> About this task
All lines with the word "when" must be pulled from the entries below.

[Records for this task Boundary: Start]

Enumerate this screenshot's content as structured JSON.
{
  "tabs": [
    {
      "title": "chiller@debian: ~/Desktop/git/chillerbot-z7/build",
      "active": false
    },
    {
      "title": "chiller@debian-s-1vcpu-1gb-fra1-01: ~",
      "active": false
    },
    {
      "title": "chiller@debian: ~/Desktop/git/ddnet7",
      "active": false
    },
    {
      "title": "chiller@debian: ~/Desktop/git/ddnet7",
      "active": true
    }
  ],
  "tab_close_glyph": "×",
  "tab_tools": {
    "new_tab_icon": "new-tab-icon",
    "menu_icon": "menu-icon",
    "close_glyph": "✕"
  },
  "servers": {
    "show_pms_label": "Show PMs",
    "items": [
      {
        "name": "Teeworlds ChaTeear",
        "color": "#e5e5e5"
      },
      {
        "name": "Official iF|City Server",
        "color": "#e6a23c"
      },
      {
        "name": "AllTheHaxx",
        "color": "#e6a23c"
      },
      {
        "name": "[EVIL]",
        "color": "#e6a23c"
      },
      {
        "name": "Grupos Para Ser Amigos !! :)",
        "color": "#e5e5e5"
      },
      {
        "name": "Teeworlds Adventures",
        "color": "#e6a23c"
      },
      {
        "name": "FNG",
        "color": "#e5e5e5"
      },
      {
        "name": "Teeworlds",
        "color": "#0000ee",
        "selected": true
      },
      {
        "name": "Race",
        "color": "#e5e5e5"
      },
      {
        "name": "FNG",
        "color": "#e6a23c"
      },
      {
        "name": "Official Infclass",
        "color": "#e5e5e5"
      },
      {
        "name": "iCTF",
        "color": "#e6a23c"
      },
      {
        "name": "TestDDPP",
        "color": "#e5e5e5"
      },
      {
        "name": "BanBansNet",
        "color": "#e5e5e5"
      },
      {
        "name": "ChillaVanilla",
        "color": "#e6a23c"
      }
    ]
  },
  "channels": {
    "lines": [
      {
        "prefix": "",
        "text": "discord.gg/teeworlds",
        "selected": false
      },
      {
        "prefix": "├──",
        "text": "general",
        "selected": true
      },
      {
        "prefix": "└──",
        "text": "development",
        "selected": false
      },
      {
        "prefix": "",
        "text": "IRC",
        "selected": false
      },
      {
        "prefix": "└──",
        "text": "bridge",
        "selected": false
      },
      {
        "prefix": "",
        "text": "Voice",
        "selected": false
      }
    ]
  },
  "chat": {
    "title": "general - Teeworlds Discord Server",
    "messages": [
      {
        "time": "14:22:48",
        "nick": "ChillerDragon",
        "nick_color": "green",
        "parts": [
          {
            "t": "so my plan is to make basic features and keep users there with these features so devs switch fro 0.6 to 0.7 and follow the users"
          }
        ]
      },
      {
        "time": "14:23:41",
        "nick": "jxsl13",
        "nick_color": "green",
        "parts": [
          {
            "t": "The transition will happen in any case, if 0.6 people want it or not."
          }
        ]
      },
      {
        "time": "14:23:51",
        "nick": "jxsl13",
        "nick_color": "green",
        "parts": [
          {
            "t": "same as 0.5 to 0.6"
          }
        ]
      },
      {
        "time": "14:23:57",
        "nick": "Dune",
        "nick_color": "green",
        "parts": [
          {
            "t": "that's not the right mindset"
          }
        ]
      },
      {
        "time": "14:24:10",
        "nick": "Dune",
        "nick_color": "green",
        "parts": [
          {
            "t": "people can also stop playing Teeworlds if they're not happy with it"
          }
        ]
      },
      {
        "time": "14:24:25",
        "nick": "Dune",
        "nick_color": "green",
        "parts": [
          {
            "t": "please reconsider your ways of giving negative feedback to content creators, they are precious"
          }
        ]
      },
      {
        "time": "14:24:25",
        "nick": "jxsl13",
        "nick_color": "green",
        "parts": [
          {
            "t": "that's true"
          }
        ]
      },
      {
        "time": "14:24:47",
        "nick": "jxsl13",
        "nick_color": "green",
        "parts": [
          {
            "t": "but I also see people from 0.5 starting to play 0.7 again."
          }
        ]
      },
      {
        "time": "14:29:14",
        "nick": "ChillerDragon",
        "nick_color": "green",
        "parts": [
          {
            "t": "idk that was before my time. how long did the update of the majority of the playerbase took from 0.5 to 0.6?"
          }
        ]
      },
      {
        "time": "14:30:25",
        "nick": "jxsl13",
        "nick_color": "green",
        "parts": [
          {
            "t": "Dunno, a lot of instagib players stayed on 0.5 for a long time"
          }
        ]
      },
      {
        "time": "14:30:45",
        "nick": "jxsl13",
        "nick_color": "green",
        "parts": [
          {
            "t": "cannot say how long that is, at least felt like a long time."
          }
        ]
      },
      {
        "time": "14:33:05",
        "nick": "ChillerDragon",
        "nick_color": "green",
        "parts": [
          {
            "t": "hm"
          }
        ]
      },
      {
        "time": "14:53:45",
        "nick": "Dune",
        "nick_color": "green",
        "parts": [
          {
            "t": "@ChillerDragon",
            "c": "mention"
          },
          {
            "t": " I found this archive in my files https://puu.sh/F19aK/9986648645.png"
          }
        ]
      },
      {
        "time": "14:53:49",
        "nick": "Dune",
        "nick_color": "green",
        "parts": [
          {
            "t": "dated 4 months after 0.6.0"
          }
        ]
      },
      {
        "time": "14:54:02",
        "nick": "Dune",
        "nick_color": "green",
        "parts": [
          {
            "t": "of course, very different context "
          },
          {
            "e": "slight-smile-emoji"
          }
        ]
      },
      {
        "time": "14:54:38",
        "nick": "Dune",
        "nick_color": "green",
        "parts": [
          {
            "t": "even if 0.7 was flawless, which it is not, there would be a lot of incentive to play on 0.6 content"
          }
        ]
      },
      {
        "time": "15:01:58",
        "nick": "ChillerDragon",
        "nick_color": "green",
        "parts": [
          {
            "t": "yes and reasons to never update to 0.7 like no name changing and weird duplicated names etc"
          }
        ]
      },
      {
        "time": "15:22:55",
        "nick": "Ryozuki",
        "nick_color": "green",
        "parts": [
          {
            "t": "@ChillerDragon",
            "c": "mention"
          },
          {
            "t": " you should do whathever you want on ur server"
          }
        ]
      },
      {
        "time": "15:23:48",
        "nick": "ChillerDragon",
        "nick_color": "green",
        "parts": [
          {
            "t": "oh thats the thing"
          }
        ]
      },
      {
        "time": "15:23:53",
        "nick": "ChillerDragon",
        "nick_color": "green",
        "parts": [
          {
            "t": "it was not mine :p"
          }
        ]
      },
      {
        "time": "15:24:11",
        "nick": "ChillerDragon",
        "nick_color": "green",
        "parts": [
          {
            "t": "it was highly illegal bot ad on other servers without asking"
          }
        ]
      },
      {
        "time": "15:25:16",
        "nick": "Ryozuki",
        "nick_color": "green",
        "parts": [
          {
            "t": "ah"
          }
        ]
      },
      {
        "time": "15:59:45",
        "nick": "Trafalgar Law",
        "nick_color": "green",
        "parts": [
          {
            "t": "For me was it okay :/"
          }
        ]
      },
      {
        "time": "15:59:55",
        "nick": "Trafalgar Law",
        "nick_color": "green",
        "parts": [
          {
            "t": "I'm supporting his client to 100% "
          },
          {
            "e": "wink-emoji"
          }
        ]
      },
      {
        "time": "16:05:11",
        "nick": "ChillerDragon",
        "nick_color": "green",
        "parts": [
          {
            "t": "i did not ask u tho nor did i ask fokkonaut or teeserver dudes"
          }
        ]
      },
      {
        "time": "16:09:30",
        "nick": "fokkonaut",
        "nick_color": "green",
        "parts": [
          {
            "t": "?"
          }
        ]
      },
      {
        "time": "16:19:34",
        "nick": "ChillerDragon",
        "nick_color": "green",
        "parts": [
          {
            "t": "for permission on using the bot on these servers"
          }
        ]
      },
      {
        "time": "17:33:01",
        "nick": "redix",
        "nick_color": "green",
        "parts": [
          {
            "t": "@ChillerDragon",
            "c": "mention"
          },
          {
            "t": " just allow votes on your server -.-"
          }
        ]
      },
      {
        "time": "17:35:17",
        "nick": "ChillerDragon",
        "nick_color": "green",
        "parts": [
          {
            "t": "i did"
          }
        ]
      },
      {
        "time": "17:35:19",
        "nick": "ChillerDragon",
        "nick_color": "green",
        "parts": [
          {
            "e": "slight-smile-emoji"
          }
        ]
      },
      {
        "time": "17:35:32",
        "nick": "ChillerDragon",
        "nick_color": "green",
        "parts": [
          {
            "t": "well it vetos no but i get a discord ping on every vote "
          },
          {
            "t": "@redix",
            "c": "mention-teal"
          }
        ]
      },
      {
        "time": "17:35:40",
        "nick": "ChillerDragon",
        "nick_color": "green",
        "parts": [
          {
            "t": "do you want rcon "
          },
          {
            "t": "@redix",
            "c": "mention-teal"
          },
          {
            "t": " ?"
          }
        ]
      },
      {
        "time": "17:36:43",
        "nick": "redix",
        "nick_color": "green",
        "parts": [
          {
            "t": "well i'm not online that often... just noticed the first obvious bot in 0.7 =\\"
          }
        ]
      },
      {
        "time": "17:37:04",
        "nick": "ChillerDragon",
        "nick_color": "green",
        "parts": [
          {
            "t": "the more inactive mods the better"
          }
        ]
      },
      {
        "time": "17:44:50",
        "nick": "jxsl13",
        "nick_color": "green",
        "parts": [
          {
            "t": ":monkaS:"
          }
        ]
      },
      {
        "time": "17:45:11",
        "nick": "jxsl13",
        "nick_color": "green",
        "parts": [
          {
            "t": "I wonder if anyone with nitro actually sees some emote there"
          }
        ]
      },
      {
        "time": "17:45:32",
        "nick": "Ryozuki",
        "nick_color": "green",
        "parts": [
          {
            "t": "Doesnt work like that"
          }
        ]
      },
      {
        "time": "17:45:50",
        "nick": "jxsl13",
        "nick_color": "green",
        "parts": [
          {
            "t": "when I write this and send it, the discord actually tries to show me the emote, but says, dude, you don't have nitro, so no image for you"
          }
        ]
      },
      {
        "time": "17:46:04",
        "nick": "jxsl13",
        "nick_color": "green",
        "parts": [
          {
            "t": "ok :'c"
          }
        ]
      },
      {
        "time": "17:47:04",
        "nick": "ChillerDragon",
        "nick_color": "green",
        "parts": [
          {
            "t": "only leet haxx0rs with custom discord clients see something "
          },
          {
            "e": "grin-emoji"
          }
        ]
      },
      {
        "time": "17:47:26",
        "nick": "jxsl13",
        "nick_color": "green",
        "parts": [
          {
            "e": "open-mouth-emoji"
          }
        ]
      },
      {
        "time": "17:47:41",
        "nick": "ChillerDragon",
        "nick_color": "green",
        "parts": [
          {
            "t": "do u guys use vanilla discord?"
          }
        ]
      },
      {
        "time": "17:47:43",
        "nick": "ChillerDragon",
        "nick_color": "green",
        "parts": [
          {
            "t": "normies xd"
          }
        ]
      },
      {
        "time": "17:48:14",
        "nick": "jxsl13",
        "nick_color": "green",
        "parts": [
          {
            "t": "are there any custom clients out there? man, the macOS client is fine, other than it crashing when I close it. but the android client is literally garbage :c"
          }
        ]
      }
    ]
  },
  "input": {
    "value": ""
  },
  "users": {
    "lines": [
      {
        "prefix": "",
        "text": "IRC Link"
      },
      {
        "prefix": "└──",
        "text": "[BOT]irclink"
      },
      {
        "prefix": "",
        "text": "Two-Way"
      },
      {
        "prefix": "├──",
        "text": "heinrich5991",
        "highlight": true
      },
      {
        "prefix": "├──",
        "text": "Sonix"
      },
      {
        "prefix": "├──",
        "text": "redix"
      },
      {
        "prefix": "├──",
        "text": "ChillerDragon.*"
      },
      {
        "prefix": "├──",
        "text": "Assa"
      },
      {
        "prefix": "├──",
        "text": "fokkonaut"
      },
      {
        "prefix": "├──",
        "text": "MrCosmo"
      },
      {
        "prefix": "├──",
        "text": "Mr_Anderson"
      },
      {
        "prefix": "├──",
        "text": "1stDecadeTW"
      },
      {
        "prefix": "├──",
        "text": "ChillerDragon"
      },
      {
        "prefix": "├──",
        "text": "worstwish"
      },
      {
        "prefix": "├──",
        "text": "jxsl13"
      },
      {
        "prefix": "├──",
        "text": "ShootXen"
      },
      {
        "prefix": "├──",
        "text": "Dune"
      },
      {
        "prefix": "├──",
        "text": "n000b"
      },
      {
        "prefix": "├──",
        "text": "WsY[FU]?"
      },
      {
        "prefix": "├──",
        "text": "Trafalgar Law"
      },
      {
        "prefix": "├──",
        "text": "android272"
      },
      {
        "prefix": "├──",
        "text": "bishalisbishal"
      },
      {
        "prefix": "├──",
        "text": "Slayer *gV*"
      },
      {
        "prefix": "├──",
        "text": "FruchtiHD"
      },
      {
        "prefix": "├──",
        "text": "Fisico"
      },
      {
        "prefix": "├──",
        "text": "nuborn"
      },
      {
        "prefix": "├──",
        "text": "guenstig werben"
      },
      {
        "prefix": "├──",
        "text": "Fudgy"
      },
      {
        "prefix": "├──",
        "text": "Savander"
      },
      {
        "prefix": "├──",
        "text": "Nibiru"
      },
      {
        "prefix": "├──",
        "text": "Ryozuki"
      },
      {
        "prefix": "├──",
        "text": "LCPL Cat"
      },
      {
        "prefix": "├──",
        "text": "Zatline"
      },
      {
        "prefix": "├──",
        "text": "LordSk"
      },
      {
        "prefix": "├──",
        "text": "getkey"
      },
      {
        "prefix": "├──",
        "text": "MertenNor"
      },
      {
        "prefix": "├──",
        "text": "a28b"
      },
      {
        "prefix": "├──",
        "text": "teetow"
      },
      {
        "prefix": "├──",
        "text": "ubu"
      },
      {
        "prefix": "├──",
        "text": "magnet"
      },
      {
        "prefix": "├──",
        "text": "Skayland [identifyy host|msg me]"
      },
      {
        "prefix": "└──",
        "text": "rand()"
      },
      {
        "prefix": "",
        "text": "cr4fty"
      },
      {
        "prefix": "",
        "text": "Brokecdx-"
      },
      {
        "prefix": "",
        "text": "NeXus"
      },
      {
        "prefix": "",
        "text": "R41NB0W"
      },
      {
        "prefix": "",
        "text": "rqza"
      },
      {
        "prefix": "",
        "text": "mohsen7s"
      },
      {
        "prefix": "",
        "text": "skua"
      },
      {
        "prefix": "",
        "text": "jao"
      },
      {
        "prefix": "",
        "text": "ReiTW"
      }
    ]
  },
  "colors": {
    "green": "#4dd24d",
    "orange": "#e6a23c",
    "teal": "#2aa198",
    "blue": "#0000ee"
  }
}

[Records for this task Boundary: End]

> Solution to the problem
            "t": "when I write this and send it, the discord actually tries to show me the emote, but says, dude, you don't have nitro, so no image for you"
            "t": "are there any custom clients out there? man, the macOS client is fine, other than it crashing when I close it. but the android client is literally garbage :c"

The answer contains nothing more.